**Data for processing:**
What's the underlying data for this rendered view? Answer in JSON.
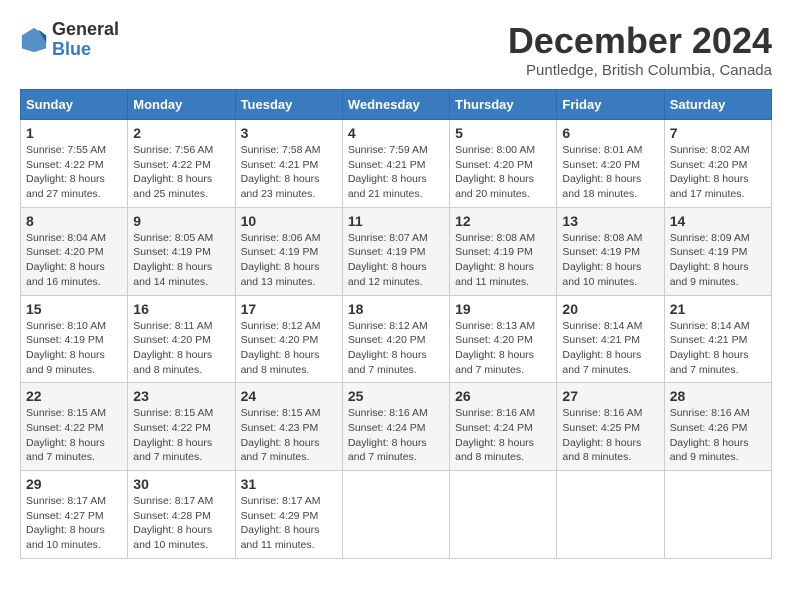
{
  "logo": {
    "general": "General",
    "blue": "Blue"
  },
  "title": "December 2024",
  "location": "Puntledge, British Columbia, Canada",
  "weekdays": [
    "Sunday",
    "Monday",
    "Tuesday",
    "Wednesday",
    "Thursday",
    "Friday",
    "Saturday"
  ],
  "weeks": [
    [
      {
        "day": "1",
        "sunrise": "7:55 AM",
        "sunset": "4:22 PM",
        "daylight": "8 hours and 27 minutes."
      },
      {
        "day": "2",
        "sunrise": "7:56 AM",
        "sunset": "4:22 PM",
        "daylight": "8 hours and 25 minutes."
      },
      {
        "day": "3",
        "sunrise": "7:58 AM",
        "sunset": "4:21 PM",
        "daylight": "8 hours and 23 minutes."
      },
      {
        "day": "4",
        "sunrise": "7:59 AM",
        "sunset": "4:21 PM",
        "daylight": "8 hours and 21 minutes."
      },
      {
        "day": "5",
        "sunrise": "8:00 AM",
        "sunset": "4:20 PM",
        "daylight": "8 hours and 20 minutes."
      },
      {
        "day": "6",
        "sunrise": "8:01 AM",
        "sunset": "4:20 PM",
        "daylight": "8 hours and 18 minutes."
      },
      {
        "day": "7",
        "sunrise": "8:02 AM",
        "sunset": "4:20 PM",
        "daylight": "8 hours and 17 minutes."
      }
    ],
    [
      {
        "day": "8",
        "sunrise": "8:04 AM",
        "sunset": "4:20 PM",
        "daylight": "8 hours and 16 minutes."
      },
      {
        "day": "9",
        "sunrise": "8:05 AM",
        "sunset": "4:19 PM",
        "daylight": "8 hours and 14 minutes."
      },
      {
        "day": "10",
        "sunrise": "8:06 AM",
        "sunset": "4:19 PM",
        "daylight": "8 hours and 13 minutes."
      },
      {
        "day": "11",
        "sunrise": "8:07 AM",
        "sunset": "4:19 PM",
        "daylight": "8 hours and 12 minutes."
      },
      {
        "day": "12",
        "sunrise": "8:08 AM",
        "sunset": "4:19 PM",
        "daylight": "8 hours and 11 minutes."
      },
      {
        "day": "13",
        "sunrise": "8:08 AM",
        "sunset": "4:19 PM",
        "daylight": "8 hours and 10 minutes."
      },
      {
        "day": "14",
        "sunrise": "8:09 AM",
        "sunset": "4:19 PM",
        "daylight": "8 hours and 9 minutes."
      }
    ],
    [
      {
        "day": "15",
        "sunrise": "8:10 AM",
        "sunset": "4:19 PM",
        "daylight": "8 hours and 9 minutes."
      },
      {
        "day": "16",
        "sunrise": "8:11 AM",
        "sunset": "4:20 PM",
        "daylight": "8 hours and 8 minutes."
      },
      {
        "day": "17",
        "sunrise": "8:12 AM",
        "sunset": "4:20 PM",
        "daylight": "8 hours and 8 minutes."
      },
      {
        "day": "18",
        "sunrise": "8:12 AM",
        "sunset": "4:20 PM",
        "daylight": "8 hours and 7 minutes."
      },
      {
        "day": "19",
        "sunrise": "8:13 AM",
        "sunset": "4:20 PM",
        "daylight": "8 hours and 7 minutes."
      },
      {
        "day": "20",
        "sunrise": "8:14 AM",
        "sunset": "4:21 PM",
        "daylight": "8 hours and 7 minutes."
      },
      {
        "day": "21",
        "sunrise": "8:14 AM",
        "sunset": "4:21 PM",
        "daylight": "8 hours and 7 minutes."
      }
    ],
    [
      {
        "day": "22",
        "sunrise": "8:15 AM",
        "sunset": "4:22 PM",
        "daylight": "8 hours and 7 minutes."
      },
      {
        "day": "23",
        "sunrise": "8:15 AM",
        "sunset": "4:22 PM",
        "daylight": "8 hours and 7 minutes."
      },
      {
        "day": "24",
        "sunrise": "8:15 AM",
        "sunset": "4:23 PM",
        "daylight": "8 hours and 7 minutes."
      },
      {
        "day": "25",
        "sunrise": "8:16 AM",
        "sunset": "4:24 PM",
        "daylight": "8 hours and 7 minutes."
      },
      {
        "day": "26",
        "sunrise": "8:16 AM",
        "sunset": "4:24 PM",
        "daylight": "8 hours and 8 minutes."
      },
      {
        "day": "27",
        "sunrise": "8:16 AM",
        "sunset": "4:25 PM",
        "daylight": "8 hours and 8 minutes."
      },
      {
        "day": "28",
        "sunrise": "8:16 AM",
        "sunset": "4:26 PM",
        "daylight": "8 hours and 9 minutes."
      }
    ],
    [
      {
        "day": "29",
        "sunrise": "8:17 AM",
        "sunset": "4:27 PM",
        "daylight": "8 hours and 10 minutes."
      },
      {
        "day": "30",
        "sunrise": "8:17 AM",
        "sunset": "4:28 PM",
        "daylight": "8 hours and 10 minutes."
      },
      {
        "day": "31",
        "sunrise": "8:17 AM",
        "sunset": "4:29 PM",
        "daylight": "8 hours and 11 minutes."
      },
      null,
      null,
      null,
      null
    ]
  ],
  "labels": {
    "sunrise": "Sunrise:",
    "sunset": "Sunset:",
    "daylight": "Daylight:"
  }
}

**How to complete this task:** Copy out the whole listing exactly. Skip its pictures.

**Output of the exercise:**
What's the underlying data for this rendered view? Answer in JSON.
{
  "logo": {
    "general": "General",
    "blue": "Blue"
  },
  "title": "December 2024",
  "location": "Puntledge, British Columbia, Canada",
  "weekdays": [
    "Sunday",
    "Monday",
    "Tuesday",
    "Wednesday",
    "Thursday",
    "Friday",
    "Saturday"
  ],
  "weeks": [
    [
      {
        "day": "1",
        "sunrise": "7:55 AM",
        "sunset": "4:22 PM",
        "daylight": "8 hours and 27 minutes."
      },
      {
        "day": "2",
        "sunrise": "7:56 AM",
        "sunset": "4:22 PM",
        "daylight": "8 hours and 25 minutes."
      },
      {
        "day": "3",
        "sunrise": "7:58 AM",
        "sunset": "4:21 PM",
        "daylight": "8 hours and 23 minutes."
      },
      {
        "day": "4",
        "sunrise": "7:59 AM",
        "sunset": "4:21 PM",
        "daylight": "8 hours and 21 minutes."
      },
      {
        "day": "5",
        "sunrise": "8:00 AM",
        "sunset": "4:20 PM",
        "daylight": "8 hours and 20 minutes."
      },
      {
        "day": "6",
        "sunrise": "8:01 AM",
        "sunset": "4:20 PM",
        "daylight": "8 hours and 18 minutes."
      },
      {
        "day": "7",
        "sunrise": "8:02 AM",
        "sunset": "4:20 PM",
        "daylight": "8 hours and 17 minutes."
      }
    ],
    [
      {
        "day": "8",
        "sunrise": "8:04 AM",
        "sunset": "4:20 PM",
        "daylight": "8 hours and 16 minutes."
      },
      {
        "day": "9",
        "sunrise": "8:05 AM",
        "sunset": "4:19 PM",
        "daylight": "8 hours and 14 minutes."
      },
      {
        "day": "10",
        "sunrise": "8:06 AM",
        "sunset": "4:19 PM",
        "daylight": "8 hours and 13 minutes."
      },
      {
        "day": "11",
        "sunrise": "8:07 AM",
        "sunset": "4:19 PM",
        "daylight": "8 hours and 12 minutes."
      },
      {
        "day": "12",
        "sunrise": "8:08 AM",
        "sunset": "4:19 PM",
        "daylight": "8 hours and 11 minutes."
      },
      {
        "day": "13",
        "sunrise": "8:08 AM",
        "sunset": "4:19 PM",
        "daylight": "8 hours and 10 minutes."
      },
      {
        "day": "14",
        "sunrise": "8:09 AM",
        "sunset": "4:19 PM",
        "daylight": "8 hours and 9 minutes."
      }
    ],
    [
      {
        "day": "15",
        "sunrise": "8:10 AM",
        "sunset": "4:19 PM",
        "daylight": "8 hours and 9 minutes."
      },
      {
        "day": "16",
        "sunrise": "8:11 AM",
        "sunset": "4:20 PM",
        "daylight": "8 hours and 8 minutes."
      },
      {
        "day": "17",
        "sunrise": "8:12 AM",
        "sunset": "4:20 PM",
        "daylight": "8 hours and 8 minutes."
      },
      {
        "day": "18",
        "sunrise": "8:12 AM",
        "sunset": "4:20 PM",
        "daylight": "8 hours and 7 minutes."
      },
      {
        "day": "19",
        "sunrise": "8:13 AM",
        "sunset": "4:20 PM",
        "daylight": "8 hours and 7 minutes."
      },
      {
        "day": "20",
        "sunrise": "8:14 AM",
        "sunset": "4:21 PM",
        "daylight": "8 hours and 7 minutes."
      },
      {
        "day": "21",
        "sunrise": "8:14 AM",
        "sunset": "4:21 PM",
        "daylight": "8 hours and 7 minutes."
      }
    ],
    [
      {
        "day": "22",
        "sunrise": "8:15 AM",
        "sunset": "4:22 PM",
        "daylight": "8 hours and 7 minutes."
      },
      {
        "day": "23",
        "sunrise": "8:15 AM",
        "sunset": "4:22 PM",
        "daylight": "8 hours and 7 minutes."
      },
      {
        "day": "24",
        "sunrise": "8:15 AM",
        "sunset": "4:23 PM",
        "daylight": "8 hours and 7 minutes."
      },
      {
        "day": "25",
        "sunrise": "8:16 AM",
        "sunset": "4:24 PM",
        "daylight": "8 hours and 7 minutes."
      },
      {
        "day": "26",
        "sunrise": "8:16 AM",
        "sunset": "4:24 PM",
        "daylight": "8 hours and 8 minutes."
      },
      {
        "day": "27",
        "sunrise": "8:16 AM",
        "sunset": "4:25 PM",
        "daylight": "8 hours and 8 minutes."
      },
      {
        "day": "28",
        "sunrise": "8:16 AM",
        "sunset": "4:26 PM",
        "daylight": "8 hours and 9 minutes."
      }
    ],
    [
      {
        "day": "29",
        "sunrise": "8:17 AM",
        "sunset": "4:27 PM",
        "daylight": "8 hours and 10 minutes."
      },
      {
        "day": "30",
        "sunrise": "8:17 AM",
        "sunset": "4:28 PM",
        "daylight": "8 hours and 10 minutes."
      },
      {
        "day": "31",
        "sunrise": "8:17 AM",
        "sunset": "4:29 PM",
        "daylight": "8 hours and 11 minutes."
      },
      null,
      null,
      null,
      null
    ]
  ],
  "labels": {
    "sunrise": "Sunrise:",
    "sunset": "Sunset:",
    "daylight": "Daylight:"
  }
}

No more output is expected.